The SEC confirmed Wednesday that its staff has reversed itself on a previous position that could have pushed Disney to include the shareholder-generated provision. Disney management had written to the SEC declaring its intention to exclude the measure, with its opinion that such exclusion was legally justified. The staff originally said it couldn’t go along with Disney’s action.
But Wednesday, the commission made public a staff letter promising no action on the SEC’s part if Disney excludes the provision. The issue has not yet come to the commissioners for a vote, but staff recommendations are seen as a reliable roadmap for a final decision.
State retirement funds, as well as a group representing state, county and city workers, had sought to nominate members to the Disney board.
Alan Beller, director of the SEC division of corporate finance, sent a letter to Disney lawyer Martin Lipton on Tuesday, stating there was some basis for the Disney point of view.
The commission has been debating the high-profile issue of shareholder access and proposed last year to allow shareholders to nominate directors if there was widespread dissatisfaction. But the proposal met with sharp criticism from the business community.

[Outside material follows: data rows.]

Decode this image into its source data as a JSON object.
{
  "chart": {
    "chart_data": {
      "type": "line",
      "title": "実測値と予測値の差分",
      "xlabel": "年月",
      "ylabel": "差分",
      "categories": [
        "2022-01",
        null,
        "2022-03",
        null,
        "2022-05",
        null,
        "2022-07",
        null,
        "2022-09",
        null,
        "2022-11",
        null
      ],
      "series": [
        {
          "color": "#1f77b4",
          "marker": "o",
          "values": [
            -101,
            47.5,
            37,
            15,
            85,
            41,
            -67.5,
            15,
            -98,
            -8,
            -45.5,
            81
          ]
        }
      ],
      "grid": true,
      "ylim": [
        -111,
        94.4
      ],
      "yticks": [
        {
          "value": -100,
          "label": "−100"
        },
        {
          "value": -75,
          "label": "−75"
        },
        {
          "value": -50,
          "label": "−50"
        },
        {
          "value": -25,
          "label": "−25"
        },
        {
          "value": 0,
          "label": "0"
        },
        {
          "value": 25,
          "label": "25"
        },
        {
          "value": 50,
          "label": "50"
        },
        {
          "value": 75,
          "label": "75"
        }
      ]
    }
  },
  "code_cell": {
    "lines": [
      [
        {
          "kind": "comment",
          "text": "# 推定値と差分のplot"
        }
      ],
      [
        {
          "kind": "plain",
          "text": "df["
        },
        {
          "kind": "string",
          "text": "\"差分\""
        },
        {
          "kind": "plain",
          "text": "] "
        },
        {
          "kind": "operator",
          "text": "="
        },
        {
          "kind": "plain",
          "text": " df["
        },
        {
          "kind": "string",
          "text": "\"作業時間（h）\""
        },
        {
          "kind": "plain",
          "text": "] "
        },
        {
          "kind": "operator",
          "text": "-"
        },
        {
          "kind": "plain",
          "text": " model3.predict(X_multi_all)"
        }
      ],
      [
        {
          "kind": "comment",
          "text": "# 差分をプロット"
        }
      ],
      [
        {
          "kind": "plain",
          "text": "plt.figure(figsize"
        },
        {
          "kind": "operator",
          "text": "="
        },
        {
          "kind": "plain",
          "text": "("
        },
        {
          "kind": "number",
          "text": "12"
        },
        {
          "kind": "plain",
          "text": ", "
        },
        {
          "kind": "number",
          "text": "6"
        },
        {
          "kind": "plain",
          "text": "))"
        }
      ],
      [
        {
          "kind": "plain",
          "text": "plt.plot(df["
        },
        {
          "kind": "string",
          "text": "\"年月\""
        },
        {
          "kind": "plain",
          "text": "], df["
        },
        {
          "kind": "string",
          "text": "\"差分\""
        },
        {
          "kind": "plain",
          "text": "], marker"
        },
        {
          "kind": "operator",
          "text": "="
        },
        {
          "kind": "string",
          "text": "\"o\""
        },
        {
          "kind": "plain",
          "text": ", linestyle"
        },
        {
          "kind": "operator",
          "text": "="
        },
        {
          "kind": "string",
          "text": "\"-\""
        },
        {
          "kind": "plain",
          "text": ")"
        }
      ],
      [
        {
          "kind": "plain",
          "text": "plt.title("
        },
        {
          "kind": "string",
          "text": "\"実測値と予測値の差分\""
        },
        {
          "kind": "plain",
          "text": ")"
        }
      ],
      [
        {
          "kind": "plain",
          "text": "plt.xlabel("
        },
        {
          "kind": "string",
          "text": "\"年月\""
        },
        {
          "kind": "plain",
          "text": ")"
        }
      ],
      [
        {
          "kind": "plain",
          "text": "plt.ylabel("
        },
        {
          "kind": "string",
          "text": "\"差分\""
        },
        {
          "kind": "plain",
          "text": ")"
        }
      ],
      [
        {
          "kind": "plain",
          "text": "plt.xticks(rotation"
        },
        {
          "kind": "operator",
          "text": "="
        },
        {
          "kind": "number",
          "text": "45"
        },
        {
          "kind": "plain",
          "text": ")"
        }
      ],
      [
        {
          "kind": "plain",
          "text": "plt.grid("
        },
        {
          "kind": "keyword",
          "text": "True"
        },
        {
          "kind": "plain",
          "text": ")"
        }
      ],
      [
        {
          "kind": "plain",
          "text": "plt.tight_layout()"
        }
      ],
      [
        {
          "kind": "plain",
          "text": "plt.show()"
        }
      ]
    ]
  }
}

Shareholders, including the American Federation of State, County and Municipal Employees (AFSCME), the California Public Employees’ Retirement System, the New York State Common Retirement Fund and the Illinois State Board of Investment said in the proposal that director nominations would give shareholders access to a closed system and that “such responsiveness is especially important now, in the context of a search” for a successor to CEO Michael Eisner.